TO DO => The full text of the records below, minus any pictures, should be given back word for word.

+++ INFORMATION PROVIDED +++

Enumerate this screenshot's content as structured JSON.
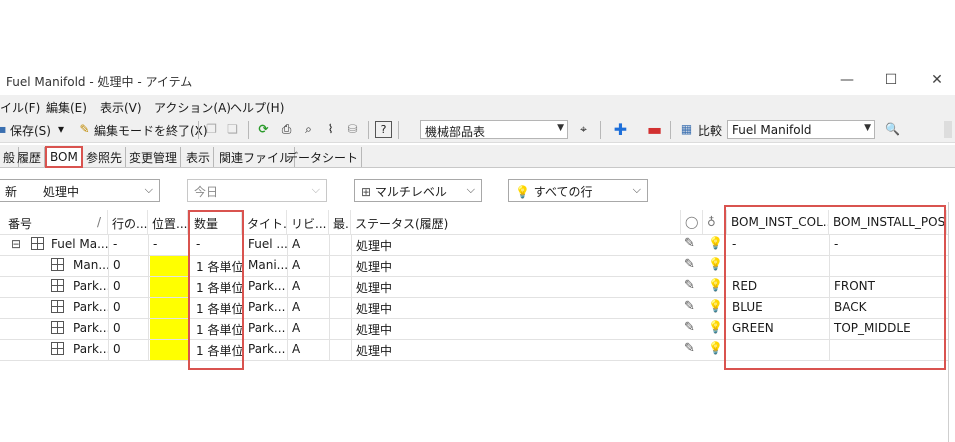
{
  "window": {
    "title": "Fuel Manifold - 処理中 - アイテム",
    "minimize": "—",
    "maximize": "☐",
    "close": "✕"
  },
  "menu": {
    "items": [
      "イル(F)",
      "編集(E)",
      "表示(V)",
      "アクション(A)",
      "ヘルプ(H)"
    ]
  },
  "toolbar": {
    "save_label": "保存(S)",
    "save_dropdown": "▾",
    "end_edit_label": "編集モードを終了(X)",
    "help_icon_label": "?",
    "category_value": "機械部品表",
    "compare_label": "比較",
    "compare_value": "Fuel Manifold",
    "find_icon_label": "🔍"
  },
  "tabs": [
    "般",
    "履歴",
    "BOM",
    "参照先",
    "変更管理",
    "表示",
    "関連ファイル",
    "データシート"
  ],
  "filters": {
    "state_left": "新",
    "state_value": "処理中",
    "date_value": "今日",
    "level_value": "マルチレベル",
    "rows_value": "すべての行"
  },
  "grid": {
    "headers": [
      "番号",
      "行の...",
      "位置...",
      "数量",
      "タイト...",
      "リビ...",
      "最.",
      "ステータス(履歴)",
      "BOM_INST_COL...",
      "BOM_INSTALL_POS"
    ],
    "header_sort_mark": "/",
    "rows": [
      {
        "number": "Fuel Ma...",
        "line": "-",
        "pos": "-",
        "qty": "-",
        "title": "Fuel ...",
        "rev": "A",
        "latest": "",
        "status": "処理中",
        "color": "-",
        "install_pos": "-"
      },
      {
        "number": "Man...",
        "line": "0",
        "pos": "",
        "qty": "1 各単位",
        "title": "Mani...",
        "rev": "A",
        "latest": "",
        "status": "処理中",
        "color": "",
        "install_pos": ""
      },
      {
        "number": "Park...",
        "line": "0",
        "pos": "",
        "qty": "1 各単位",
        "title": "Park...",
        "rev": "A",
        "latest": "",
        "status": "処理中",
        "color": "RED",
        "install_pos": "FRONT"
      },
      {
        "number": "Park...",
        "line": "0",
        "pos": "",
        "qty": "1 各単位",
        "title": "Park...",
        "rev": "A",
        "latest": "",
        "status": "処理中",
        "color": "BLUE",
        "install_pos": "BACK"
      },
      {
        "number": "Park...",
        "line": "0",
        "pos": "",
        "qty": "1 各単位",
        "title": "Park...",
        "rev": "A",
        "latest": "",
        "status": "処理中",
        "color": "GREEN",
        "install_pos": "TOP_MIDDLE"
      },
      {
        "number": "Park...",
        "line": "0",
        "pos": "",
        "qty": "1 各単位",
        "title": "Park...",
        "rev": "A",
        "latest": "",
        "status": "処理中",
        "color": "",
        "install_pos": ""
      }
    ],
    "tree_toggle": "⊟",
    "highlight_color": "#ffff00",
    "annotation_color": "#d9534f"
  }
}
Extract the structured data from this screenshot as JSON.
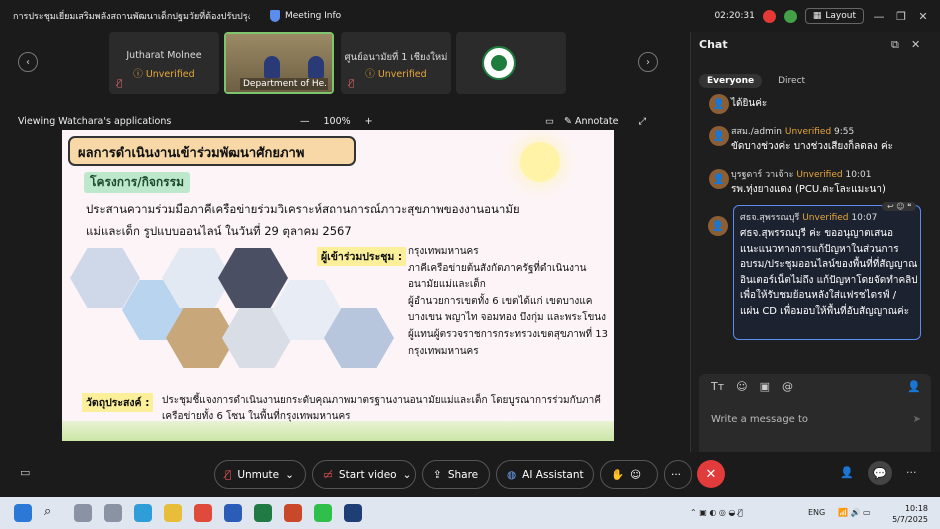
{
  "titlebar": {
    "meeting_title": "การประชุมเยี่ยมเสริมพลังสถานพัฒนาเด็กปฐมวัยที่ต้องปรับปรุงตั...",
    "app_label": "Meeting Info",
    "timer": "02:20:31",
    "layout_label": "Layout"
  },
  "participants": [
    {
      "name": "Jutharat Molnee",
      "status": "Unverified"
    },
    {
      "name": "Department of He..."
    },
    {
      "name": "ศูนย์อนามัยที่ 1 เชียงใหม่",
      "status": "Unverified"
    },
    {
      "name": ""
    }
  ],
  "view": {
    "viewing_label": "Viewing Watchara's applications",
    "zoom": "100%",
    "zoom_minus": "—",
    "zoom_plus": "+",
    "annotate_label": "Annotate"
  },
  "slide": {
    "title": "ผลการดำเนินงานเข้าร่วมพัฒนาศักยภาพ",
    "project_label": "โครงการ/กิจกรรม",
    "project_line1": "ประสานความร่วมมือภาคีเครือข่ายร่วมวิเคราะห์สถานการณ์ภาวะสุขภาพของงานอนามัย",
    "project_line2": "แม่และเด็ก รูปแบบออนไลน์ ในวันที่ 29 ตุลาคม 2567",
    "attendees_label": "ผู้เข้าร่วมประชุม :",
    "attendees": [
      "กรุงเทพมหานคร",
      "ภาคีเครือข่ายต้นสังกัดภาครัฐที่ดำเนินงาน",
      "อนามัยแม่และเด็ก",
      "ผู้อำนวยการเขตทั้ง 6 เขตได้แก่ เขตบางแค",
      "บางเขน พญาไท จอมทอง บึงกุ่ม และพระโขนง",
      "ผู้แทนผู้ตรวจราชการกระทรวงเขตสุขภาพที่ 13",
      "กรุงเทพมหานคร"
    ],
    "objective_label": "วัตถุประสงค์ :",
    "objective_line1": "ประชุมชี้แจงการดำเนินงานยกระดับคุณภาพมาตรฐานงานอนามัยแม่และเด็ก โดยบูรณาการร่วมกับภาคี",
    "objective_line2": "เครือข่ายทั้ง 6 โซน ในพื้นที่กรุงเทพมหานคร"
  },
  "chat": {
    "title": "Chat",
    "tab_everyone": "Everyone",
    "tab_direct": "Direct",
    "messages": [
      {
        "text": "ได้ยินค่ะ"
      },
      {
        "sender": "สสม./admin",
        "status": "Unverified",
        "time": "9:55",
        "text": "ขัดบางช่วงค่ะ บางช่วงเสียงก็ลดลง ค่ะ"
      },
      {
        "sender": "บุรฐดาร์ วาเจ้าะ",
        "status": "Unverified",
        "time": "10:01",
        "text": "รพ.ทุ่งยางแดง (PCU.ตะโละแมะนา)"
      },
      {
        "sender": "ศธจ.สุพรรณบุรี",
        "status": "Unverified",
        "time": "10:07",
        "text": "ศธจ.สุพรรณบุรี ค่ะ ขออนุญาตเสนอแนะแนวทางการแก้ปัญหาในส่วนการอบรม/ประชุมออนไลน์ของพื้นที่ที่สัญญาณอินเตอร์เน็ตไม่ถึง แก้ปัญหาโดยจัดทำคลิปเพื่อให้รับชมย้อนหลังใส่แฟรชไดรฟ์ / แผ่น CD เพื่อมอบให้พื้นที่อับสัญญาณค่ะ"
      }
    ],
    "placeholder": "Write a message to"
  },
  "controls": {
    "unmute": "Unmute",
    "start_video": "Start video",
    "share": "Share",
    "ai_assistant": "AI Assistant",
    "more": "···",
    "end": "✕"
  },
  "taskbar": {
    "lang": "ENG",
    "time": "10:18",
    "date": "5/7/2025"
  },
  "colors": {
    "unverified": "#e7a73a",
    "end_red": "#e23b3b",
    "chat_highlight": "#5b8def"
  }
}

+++

OUTPUT FOR THIS TASK =>
Enumerate this screenshot's content as structured JSON.
{
  "window": {
    "title": "Fuel Manifold - 処理中 - アイテム",
    "minimize": "—",
    "maximize": "☐",
    "close": "✕"
  },
  "menu": {
    "items": [
      "イル(F)",
      "編集(E)",
      "表示(V)",
      "アクション(A)",
      "ヘルプ(H)"
    ]
  },
  "toolbar": {
    "save_label": "保存(S)",
    "save_dropdown": "▾",
    "end_edit_label": "編集モードを終了(X)",
    "help_icon_label": "?",
    "category_value": "機械部品表",
    "compare_label": "比較",
    "compare_value": "Fuel Manifold",
    "find_icon_label": "🔍"
  },
  "tabs": [
    "般",
    "履歴",
    "BOM",
    "参照先",
    "変更管理",
    "表示",
    "関連ファイル",
    "データシート"
  ],
  "filters": {
    "state_left": "新",
    "state_value": "処理中",
    "date_value": "今日",
    "level_value": "マルチレベル",
    "rows_value": "すべての行"
  },
  "grid": {
    "headers": [
      "番号",
      "行の...",
      "位置...",
      "数量",
      "タイト...",
      "リビ...",
      "最.",
      "ステータス(履歴)",
      "BOM_INST_COL...",
      "BOM_INSTALL_POS"
    ],
    "header_sort_mark": "/",
    "rows": [
      {
        "number": "Fuel Ma...",
        "line": "-",
        "pos": "-",
        "qty": "-",
        "title": "Fuel ...",
        "rev": "A",
        "latest": "",
        "status": "処理中",
        "color": "-",
        "install_pos": "-"
      },
      {
        "number": "Man...",
        "line": "0",
        "pos": "",
        "qty": "1 各単位",
        "title": "Mani...",
        "rev": "A",
        "latest": "",
        "status": "処理中",
        "color": "",
        "install_pos": ""
      },
      {
        "number": "Park...",
        "line": "0",
        "pos": "",
        "qty": "1 各単位",
        "title": "Park...",
        "rev": "A",
        "latest": "",
        "status": "処理中",
        "color": "RED",
        "install_pos": "FRONT"
      },
      {
        "number": "Park...",
        "line": "0",
        "pos": "",
        "qty": "1 各単位",
        "title": "Park...",
        "rev": "A",
        "latest": "",
        "status": "処理中",
        "color": "BLUE",
        "install_pos": "BACK"
      },
      {
        "number": "Park...",
        "line": "0",
        "pos": "",
        "qty": "1 各単位",
        "title": "Park...",
        "rev": "A",
        "latest": "",
        "status": "処理中",
        "color": "GREEN",
        "install_pos": "TOP_MIDDLE"
      },
      {
        "number": "Park...",
        "line": "0",
        "pos": "",
        "qty": "1 各単位",
        "title": "Park...",
        "rev": "A",
        "latest": "",
        "status": "処理中",
        "color": "",
        "install_pos": ""
      }
    ],
    "tree_toggle": "⊟",
    "highlight_color": "#ffff00",
    "annotation_color": "#d9534f"
  }
}
Extract the structured data from this screenshot as JSON.
{
  "titlebar": {
    "meeting_title": "การประชุมเยี่ยมเสริมพลังสถานพัฒนาเด็กปฐมวัยที่ต้องปรับปรุงตั...",
    "app_label": "Meeting Info",
    "timer": "02:20:31",
    "layout_label": "Layout"
  },
  "participants": [
    {
      "name": "Jutharat Molnee",
      "status": "Unverified"
    },
    {
      "name": "Department of He..."
    },
    {
      "name": "ศูนย์อนามัยที่ 1 เชียงใหม่",
      "status": "Unverified"
    },
    {
      "name": ""
    }
  ],
  "view": {
    "viewing_label": "Viewing Watchara's applications",
    "zoom": "100%",
    "zoom_minus": "—",
    "zoom_plus": "+",
    "annotate_label": "Annotate"
  },
  "slide": {
    "title": "ผลการดำเนินงานเข้าร่วมพัฒนาศักยภาพ",
    "project_label": "โครงการ/กิจกรรม",
    "project_line1": "ประสานความร่วมมือภาคีเครือข่ายร่วมวิเคราะห์สถานการณ์ภาวะสุขภาพของงานอนามัย",
    "project_line2": "แม่และเด็ก รูปแบบออนไลน์ ในวันที่ 29 ตุลาคม 2567",
    "attendees_label": "ผู้เข้าร่วมประชุม :",
    "attendees": [
      "กรุงเทพมหานคร",
      "ภาคีเครือข่ายต้นสังกัดภาครัฐที่ดำเนินงาน",
      "อนามัยแม่และเด็ก",
      "ผู้อำนวยการเขตทั้ง 6 เขตได้แก่ เขตบางแค",
      "บางเขน พญาไท จอมทอง บึงกุ่ม และพระโขนง",
      "ผู้แทนผู้ตรวจราชการกระทรวงเขตสุขภาพที่ 13",
      "กรุงเทพมหานคร"
    ],
    "objective_label": "วัตถุประสงค์ :",
    "objective_line1": "ประชุมชี้แจงการดำเนินงานยกระดับคุณภาพมาตรฐานงานอนามัยแม่และเด็ก โดยบูรณาการร่วมกับภาคี",
    "objective_line2": "เครือข่ายทั้ง 6 โซน ในพื้นที่กรุงเทพมหานคร"
  },
  "chat": {
    "title": "Chat",
    "tab_everyone": "Everyone",
    "tab_direct": "Direct",
    "messages": [
      {
        "text": "ได้ยินค่ะ"
      },
      {
        "sender": "สสม./admin",
        "status": "Unverified",
        "time": "9:55",
        "text": "ขัดบางช่วงค่ะ บางช่วงเสียงก็ลดลง ค่ะ"
      },
      {
        "sender": "บุรฐดาร์ วาเจ้าะ",
        "status": "Unverified",
        "time": "10:01",
        "text": "รพ.ทุ่งยางแดง (PCU.ตะโละแมะนา)"
      },
      {
        "sender": "ศธจ.สุพรรณบุรี",
        "status": "Unverified",
        "time": "10:07",
        "text": "ศธจ.สุพรรณบุรี ค่ะ ขออนุญาตเสนอแนะแนวทางการแก้ปัญหาในส่วนการอบรม/ประชุมออนไลน์ของพื้นที่ที่สัญญาณอินเตอร์เน็ตไม่ถึง แก้ปัญหาโดยจัดทำคลิปเพื่อให้รับชมย้อนหลังใส่แฟรชไดรฟ์ / แผ่น CD เพื่อมอบให้พื้นที่อับสัญญาณค่ะ"
      }
    ],
    "placeholder": "Write a message to"
  },
  "controls": {
    "unmute": "Unmute",
    "start_video": "Start video",
    "share": "Share",
    "ai_assistant": "AI Assistant",
    "more": "···",
    "end": "✕"
  },
  "taskbar": {
    "lang": "ENG",
    "time": "10:18",
    "date": "5/7/2025"
  },
  "colors": {
    "unverified": "#e7a73a",
    "end_red": "#e23b3b",
    "chat_highlight": "#5b8def"
  }
}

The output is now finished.